Your answer should be an exact copy of the data.

Supplied records:
┏━━
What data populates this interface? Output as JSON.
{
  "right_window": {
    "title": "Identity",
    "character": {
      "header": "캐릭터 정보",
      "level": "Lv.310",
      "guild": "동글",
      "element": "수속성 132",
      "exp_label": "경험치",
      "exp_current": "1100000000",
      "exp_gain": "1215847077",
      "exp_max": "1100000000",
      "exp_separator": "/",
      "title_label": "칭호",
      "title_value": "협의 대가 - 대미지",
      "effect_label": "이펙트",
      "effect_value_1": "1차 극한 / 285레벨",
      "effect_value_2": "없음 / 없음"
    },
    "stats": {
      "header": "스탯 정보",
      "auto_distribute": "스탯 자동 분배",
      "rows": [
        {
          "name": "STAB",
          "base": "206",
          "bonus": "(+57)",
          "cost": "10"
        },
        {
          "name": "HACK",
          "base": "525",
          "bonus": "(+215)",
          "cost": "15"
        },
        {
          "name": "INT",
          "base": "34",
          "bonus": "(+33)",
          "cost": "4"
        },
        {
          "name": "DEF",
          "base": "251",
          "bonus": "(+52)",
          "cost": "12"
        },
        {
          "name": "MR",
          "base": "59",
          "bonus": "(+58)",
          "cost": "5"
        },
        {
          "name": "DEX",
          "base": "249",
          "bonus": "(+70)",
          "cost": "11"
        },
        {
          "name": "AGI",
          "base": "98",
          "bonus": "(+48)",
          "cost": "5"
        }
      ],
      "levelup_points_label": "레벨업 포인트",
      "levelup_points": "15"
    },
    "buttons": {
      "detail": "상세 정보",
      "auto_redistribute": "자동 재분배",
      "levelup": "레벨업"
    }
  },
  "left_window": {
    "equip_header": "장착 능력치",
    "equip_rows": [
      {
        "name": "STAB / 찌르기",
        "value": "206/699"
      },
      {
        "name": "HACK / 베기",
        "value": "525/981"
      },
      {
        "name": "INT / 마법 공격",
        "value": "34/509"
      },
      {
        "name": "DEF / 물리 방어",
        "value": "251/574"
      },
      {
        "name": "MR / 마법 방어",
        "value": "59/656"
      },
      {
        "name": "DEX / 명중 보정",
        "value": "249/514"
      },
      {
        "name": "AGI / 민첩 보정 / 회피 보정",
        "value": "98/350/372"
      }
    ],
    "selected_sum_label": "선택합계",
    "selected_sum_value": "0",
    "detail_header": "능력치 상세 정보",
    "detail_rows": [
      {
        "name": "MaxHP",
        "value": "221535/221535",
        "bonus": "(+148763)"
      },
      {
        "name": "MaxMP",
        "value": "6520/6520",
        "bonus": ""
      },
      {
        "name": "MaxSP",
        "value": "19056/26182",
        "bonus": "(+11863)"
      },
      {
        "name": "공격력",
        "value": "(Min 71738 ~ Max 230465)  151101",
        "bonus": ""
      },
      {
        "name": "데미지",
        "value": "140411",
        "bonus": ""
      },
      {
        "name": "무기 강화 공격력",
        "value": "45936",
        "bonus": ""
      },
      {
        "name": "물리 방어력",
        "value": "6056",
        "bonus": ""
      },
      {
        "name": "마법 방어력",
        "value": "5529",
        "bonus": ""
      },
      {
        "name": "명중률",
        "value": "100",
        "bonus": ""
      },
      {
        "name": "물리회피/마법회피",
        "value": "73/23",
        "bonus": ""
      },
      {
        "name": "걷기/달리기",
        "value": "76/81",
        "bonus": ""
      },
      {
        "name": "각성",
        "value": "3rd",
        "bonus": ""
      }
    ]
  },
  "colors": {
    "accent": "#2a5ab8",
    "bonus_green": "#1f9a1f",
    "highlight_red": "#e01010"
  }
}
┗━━
Reply to the exercise:
What data populates this interface? Output as JSON.
{
  "right_window": {
    "title": "Identity",
    "character": {
      "header": "캐릭터 정보",
      "level": "Lv.310",
      "guild": "동글",
      "element": "수속성 132",
      "exp_label": "경험치",
      "exp_current": "1100000000",
      "exp_gain": "1215847077",
      "exp_max": "1100000000",
      "exp_separator": "/",
      "title_label": "칭호",
      "title_value": "협의 대가 - 대미지",
      "effect_label": "이펙트",
      "effect_value_1": "1차 극한 / 285레벨",
      "effect_value_2": "없음 / 없음"
    },
    "stats": {
      "header": "스탯 정보",
      "auto_distribute": "스탯 자동 분배",
      "rows": [
        {
          "name": "STAB",
          "base": "206",
          "bonus": "(+57)",
          "cost": "10"
        },
        {
          "name": "HACK",
          "base": "525",
          "bonus": "(+215)",
          "cost": "15"
        },
        {
          "name": "INT",
          "base": "34",
          "bonus": "(+33)",
          "cost": "4"
        },
        {
          "name": "DEF",
          "base": "251",
          "bonus": "(+52)",
          "cost": "12"
        },
        {
          "name": "MR",
          "base": "59",
          "bonus": "(+58)",
          "cost": "5"
        },
        {
          "name": "DEX",
          "base": "249",
          "bonus": "(+70)",
          "cost": "11"
        },
        {
          "name": "AGI",
          "base": "98",
          "bonus": "(+48)",
          "cost": "5"
        }
      ],
      "levelup_points_label": "레벨업 포인트",
      "levelup_points": "15"
    },
    "buttons": {
      "detail": "상세 정보",
      "auto_redistribute": "자동 재분배",
      "levelup": "레벨업"
    }
  },
  "left_window": {
    "equip_header": "장착 능력치",
    "equip_rows": [
      {
        "name": "STAB / 찌르기",
        "value": "206/699"
      },
      {
        "name": "HACK / 베기",
        "value": "525/981"
      },
      {
        "name": "INT / 마법 공격",
        "value": "34/509"
      },
      {
        "name": "DEF / 물리 방어",
        "value": "251/574"
      },
      {
        "name": "MR / 마법 방어",
        "value": "59/656"
      },
      {
        "name": "DEX / 명중 보정",
        "value": "249/514"
      },
      {
        "name": "AGI / 민첩 보정 / 회피 보정",
        "value": "98/350/372"
      }
    ],
    "selected_sum_label": "선택합계",
    "selected_sum_value": "0",
    "detail_header": "능력치 상세 정보",
    "detail_rows": [
      {
        "name": "MaxHP",
        "value": "221535/221535",
        "bonus": "(+148763)"
      },
      {
        "name": "MaxMP",
        "value": "6520/6520",
        "bonus": ""
      },
      {
        "name": "MaxSP",
        "value": "19056/26182",
        "bonus": "(+11863)"
      },
      {
        "name": "공격력",
        "value": "(Min 71738 ~ Max 230465)  151101",
        "bonus": ""
      },
      {
        "name": "데미지",
        "value": "140411",
        "bonus": ""
      },
      {
        "name": "무기 강화 공격력",
        "value": "45936",
        "bonus": ""
      },
      {
        "name": "물리 방어력",
        "value": "6056",
        "bonus": ""
      },
      {
        "name": "마법 방어력",
        "value": "5529",
        "bonus": ""
      },
      {
        "name": "명중률",
        "value": "100",
        "bonus": ""
      },
      {
        "name": "물리회피/마법회피",
        "value": "73/23",
        "bonus": ""
      },
      {
        "name": "걷기/달리기",
        "value": "76/81",
        "bonus": ""
      },
      {
        "name": "각성",
        "value": "3rd",
        "bonus": ""
      }
    ]
  },
  "colors": {
    "accent": "#2a5ab8",
    "bonus_green": "#1f9a1f",
    "highlight_red": "#e01010"
  }
}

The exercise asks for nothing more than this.